Among BaT’s fans are many automotive heavy-hitters. “The thing I like about Bring a Trailer is that it’s not extremely high end, it’s just cars of interest,” says car collector and former “Tonight Show” host Jay Leno. “I bought my 1963 Ford Falcon Sprint through them, and it saved me time. What makes it fun are finding cars with stories and without creepy people coming to your house.”

Other automotive insiders agree. “The world perceives that Bring a Trailer is not greedy; they are one of us,” says Keith Martin, founder of Sports Car Market. “They are enthusiasts at heart and that makes everyone happy.”

McKeel Hagerty, chief executive of Hagerty, a specialty provider of classic-car insurance — the Mark Zuckerberg of collector cars, according to one insider — agrees. “I give the Bring a Trailer team full credit. They are the best, safest transaction platform that we have today. Their community values truth, and that’s reflected in the prices.”


If your garage isn’t pining for a ’72 BMW 2002tii or a late ’60s Shelby Mustang, you can still get in on the addictive action. BaT has begun to work with nonprofits like L.A.’s Petersen Automotive Museum to sell experiences. It recently auctioned off the chance to get a ride in Steve McQueen’s 1956 Jaguar XKSS — one of the crown jewels of the museum’s collection.

The Petersen gave me the chance to experience what the winning bidder spent $7,500 on: I slipped into the Jag’s left-side passenger seat early one recent morning and was amazed at how visceral every detail was. Even going 30 mph through L.A. traffic was a deliciously low-slung, noisy, fume-filled joyride. And if you do bid on such a rare-air moment, the funds all go to charity.

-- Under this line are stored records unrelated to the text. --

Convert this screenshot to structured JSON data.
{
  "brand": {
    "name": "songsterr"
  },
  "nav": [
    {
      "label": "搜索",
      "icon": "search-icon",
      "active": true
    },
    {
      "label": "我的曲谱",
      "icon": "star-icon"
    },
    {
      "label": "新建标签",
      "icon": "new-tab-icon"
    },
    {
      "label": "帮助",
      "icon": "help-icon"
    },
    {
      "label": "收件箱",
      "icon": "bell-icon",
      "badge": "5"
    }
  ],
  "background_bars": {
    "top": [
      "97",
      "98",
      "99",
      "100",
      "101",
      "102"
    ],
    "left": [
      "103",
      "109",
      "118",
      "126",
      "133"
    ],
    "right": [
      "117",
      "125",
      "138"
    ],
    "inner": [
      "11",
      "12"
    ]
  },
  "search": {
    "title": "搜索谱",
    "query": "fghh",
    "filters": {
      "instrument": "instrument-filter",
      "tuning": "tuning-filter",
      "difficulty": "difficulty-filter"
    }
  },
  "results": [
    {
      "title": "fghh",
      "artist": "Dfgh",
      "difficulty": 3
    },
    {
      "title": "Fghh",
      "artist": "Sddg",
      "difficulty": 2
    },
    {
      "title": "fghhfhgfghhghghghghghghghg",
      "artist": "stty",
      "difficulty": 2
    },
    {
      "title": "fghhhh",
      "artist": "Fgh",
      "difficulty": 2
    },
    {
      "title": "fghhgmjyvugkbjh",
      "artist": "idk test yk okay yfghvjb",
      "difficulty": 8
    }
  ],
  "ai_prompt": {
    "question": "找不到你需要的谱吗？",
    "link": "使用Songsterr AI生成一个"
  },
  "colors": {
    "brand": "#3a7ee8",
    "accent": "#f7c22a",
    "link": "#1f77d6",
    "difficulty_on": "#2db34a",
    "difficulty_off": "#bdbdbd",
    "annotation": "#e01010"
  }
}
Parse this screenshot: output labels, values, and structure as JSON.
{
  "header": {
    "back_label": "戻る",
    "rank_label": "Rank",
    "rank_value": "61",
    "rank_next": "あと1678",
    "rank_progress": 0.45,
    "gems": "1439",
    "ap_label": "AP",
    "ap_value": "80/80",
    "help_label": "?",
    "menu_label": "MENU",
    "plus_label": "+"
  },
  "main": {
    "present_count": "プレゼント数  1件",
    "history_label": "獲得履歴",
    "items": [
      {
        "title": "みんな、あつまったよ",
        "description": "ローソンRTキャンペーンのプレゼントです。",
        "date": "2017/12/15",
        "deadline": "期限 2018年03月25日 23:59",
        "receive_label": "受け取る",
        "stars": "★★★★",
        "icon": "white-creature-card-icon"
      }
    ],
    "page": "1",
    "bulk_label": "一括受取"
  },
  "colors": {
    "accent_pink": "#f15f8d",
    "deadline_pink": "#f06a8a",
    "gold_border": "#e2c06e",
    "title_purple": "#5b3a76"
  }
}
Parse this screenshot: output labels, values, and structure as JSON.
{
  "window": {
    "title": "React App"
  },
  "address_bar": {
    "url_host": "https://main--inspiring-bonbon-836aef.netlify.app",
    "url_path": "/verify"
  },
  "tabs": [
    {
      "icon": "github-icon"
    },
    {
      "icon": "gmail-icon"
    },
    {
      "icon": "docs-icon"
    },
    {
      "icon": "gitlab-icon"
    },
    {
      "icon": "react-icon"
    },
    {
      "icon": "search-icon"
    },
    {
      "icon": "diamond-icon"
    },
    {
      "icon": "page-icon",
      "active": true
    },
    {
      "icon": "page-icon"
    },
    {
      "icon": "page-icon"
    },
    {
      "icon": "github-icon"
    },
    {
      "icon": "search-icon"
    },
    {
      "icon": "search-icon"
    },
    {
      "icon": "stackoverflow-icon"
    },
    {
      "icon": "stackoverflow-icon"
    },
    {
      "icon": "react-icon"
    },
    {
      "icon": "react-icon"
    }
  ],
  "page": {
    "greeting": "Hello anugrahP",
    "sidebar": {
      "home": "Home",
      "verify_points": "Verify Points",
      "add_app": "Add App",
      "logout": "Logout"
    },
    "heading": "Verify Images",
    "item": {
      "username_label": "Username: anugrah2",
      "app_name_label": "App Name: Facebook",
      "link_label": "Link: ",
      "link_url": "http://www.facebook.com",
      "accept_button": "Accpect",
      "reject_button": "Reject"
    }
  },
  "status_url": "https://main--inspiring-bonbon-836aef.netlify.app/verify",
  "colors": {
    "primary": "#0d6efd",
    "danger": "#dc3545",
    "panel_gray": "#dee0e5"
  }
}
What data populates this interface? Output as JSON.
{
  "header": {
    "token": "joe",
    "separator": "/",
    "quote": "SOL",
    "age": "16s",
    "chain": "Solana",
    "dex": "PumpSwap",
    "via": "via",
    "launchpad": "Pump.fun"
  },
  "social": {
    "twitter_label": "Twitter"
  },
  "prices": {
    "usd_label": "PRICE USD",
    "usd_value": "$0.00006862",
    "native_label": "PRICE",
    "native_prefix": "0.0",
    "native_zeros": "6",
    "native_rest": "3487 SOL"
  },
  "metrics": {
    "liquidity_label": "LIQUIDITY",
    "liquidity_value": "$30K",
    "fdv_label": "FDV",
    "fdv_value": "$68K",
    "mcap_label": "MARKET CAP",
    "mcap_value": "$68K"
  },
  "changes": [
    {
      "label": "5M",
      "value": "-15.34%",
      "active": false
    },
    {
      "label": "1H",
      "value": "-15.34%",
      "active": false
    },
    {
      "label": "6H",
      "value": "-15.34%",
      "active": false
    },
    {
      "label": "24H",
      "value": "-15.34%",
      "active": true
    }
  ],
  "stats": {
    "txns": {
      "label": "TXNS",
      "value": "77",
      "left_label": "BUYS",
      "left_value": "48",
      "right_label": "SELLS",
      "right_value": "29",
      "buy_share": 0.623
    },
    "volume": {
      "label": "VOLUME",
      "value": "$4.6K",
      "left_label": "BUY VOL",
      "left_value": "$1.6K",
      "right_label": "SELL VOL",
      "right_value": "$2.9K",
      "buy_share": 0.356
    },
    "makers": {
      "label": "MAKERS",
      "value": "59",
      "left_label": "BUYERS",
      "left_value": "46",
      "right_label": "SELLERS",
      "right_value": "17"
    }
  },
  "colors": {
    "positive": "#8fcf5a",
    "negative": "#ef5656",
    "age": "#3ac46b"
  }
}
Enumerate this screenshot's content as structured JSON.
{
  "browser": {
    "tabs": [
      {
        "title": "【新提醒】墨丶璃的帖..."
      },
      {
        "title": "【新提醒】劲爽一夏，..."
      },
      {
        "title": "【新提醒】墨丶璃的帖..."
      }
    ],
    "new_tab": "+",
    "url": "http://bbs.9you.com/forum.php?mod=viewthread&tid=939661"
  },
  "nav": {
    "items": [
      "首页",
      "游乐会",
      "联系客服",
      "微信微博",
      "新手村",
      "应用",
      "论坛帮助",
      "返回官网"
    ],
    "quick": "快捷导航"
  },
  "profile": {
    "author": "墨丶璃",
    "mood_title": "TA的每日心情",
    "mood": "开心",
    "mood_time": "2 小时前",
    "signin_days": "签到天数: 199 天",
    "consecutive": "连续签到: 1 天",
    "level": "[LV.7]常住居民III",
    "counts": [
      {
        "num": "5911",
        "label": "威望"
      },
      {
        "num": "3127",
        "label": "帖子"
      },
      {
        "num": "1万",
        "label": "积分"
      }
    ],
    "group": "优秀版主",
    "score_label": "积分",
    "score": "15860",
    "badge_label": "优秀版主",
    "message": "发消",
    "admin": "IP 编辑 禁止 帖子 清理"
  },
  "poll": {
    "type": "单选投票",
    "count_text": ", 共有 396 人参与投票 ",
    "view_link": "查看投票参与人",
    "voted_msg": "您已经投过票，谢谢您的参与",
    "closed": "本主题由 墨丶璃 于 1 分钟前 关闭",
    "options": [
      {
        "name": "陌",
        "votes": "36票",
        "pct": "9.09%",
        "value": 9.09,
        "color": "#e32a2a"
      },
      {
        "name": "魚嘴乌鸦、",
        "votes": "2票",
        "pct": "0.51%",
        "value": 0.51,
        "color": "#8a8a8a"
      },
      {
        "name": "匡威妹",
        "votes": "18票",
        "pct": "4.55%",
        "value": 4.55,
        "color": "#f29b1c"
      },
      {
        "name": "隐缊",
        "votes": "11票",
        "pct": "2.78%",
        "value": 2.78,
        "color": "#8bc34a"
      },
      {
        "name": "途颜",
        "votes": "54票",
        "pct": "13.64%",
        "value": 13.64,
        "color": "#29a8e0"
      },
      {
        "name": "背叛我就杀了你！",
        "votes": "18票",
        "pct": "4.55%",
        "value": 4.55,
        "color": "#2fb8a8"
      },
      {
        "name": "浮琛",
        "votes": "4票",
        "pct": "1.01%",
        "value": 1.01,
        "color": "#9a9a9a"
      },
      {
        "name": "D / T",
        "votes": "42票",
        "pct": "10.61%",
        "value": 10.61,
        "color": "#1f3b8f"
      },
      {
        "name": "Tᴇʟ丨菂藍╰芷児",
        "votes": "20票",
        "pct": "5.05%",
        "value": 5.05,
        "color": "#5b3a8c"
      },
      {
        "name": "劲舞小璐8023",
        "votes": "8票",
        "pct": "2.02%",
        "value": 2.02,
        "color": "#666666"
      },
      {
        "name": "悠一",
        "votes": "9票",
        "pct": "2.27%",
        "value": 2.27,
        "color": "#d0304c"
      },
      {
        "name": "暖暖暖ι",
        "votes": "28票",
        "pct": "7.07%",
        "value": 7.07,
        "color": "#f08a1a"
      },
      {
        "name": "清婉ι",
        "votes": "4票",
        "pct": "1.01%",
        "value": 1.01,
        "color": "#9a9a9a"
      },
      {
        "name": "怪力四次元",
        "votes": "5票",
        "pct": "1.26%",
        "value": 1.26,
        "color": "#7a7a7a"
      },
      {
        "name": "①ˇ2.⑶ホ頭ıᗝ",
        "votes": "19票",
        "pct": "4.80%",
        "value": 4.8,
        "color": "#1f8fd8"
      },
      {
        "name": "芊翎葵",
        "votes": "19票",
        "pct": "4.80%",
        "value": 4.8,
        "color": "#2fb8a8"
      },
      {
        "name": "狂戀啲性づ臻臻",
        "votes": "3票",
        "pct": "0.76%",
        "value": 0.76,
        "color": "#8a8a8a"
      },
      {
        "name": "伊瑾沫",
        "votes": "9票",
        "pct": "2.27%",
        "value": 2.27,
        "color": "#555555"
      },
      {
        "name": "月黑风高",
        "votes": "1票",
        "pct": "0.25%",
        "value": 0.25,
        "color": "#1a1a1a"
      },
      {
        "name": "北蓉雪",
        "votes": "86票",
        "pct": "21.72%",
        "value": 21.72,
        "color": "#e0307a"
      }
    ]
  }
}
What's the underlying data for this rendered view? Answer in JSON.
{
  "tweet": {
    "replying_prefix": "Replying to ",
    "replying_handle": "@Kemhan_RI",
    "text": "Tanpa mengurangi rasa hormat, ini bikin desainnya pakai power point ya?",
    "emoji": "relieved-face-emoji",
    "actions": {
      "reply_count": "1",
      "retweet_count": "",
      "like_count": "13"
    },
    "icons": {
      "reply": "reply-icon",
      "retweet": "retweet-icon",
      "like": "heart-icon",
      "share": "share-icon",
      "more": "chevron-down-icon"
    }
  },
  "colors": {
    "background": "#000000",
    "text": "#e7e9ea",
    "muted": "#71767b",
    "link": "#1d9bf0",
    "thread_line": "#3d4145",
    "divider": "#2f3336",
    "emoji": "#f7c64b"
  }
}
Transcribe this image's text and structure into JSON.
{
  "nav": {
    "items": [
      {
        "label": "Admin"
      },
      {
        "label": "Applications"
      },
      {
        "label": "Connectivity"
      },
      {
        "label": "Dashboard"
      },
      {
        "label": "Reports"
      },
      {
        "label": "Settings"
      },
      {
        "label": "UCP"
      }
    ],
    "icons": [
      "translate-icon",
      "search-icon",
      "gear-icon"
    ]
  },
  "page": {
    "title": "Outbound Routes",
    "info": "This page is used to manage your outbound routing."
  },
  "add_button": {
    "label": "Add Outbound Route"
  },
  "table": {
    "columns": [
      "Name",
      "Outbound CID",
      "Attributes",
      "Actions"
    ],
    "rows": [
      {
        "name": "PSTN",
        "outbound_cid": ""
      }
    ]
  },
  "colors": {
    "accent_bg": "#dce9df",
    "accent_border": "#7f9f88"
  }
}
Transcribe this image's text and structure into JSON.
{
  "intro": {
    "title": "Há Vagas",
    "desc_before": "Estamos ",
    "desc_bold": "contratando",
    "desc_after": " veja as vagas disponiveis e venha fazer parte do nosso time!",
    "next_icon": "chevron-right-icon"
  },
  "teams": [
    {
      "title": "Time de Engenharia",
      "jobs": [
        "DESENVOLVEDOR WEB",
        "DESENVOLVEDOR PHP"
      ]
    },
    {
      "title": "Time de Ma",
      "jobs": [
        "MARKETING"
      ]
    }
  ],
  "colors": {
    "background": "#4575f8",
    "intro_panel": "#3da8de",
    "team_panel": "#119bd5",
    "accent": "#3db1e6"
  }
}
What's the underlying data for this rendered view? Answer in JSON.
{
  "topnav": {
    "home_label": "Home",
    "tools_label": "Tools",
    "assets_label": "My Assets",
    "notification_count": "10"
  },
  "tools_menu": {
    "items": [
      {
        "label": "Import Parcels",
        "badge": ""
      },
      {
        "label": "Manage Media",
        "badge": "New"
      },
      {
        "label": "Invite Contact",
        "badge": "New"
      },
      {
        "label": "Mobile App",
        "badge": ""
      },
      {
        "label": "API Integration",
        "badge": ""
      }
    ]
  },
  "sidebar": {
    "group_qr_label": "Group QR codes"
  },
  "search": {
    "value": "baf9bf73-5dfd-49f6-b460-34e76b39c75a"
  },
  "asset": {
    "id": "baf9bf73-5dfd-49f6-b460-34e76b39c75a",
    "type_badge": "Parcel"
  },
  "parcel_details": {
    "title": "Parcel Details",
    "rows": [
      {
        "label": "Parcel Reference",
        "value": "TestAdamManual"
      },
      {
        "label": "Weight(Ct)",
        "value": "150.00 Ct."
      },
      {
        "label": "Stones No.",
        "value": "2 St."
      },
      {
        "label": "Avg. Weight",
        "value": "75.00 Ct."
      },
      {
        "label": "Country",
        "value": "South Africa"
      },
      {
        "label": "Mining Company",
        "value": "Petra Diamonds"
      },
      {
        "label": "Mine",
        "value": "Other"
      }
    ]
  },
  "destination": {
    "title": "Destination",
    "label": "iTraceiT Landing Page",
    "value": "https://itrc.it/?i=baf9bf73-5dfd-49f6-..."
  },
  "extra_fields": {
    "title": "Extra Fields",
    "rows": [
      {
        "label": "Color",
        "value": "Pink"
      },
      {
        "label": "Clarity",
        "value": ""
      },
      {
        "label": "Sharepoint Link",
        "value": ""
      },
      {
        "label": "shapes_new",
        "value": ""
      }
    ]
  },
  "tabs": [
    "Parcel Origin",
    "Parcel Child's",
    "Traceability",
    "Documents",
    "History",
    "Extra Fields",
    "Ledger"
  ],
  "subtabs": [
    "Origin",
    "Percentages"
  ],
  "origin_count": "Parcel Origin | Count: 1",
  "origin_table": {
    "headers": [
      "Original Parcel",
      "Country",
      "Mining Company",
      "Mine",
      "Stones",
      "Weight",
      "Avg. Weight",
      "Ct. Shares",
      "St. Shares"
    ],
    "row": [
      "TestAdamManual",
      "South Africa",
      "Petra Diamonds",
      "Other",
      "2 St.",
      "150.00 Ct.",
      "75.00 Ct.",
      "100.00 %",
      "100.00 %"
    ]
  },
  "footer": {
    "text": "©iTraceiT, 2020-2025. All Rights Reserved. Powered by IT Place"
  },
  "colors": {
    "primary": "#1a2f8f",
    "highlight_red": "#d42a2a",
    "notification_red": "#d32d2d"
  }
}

Here is BaT’s math: Sellers pay a flat $99 fee for an approved listing, which includes guidelines on required photos and vehicle history, the written listing itself (which the owner gets to approve), and live comment tracking for the auction’s duration. For $349, BaT will send a professional photographer to capture your car’s best angles. And recently BaT launched a white-glove listing service, typically for six-figure-plus vehicles.

The cost to the seller is up to $2,000 for a turnkey marketing experience. These new, premium sales tend to run on average 14 days instead of seven. “We have found that the bigger-ticket items benefit from a longer time frame,” says Nonnenberg.

On the buyer’s side, BaT charges a flat 5% fee of the sale price, capped at $5,000. As a comparison, most live-auction houses charge up to 12%.

How successful are all these auctions? BaT’s sell-through rate is 76% , and the average price is $30,000. “We typically don’t relist cars that didn’t sell, but we do introduce the seller to the highest bidder,” says Nonnenberg. “And we don’t take any additional fees if they reach a deal.”

I asked numerous industry leaders whether BaT’s growth and success make the company ripe for acquisition. Off the record, most concurred. One even said that several smart groups in the space are trying to figure out how to build a competitive platform.

I asked Nonnenberg too about BaT’s future. He acknowledged that it has had several interested potential buyers, but so far he’s not taking the bait. True to the deeply enthusiast nature of the brand he’s built, he’s not looking for an epic windfall — a good thing, since the high-touch nature of BaT isn’t easy to scale.

“Unlike friends of mine who have started companies to eventually sell them, I am doing exactly what I really love to do,” said Nonnenberg. “And I don’t want to do anything else.”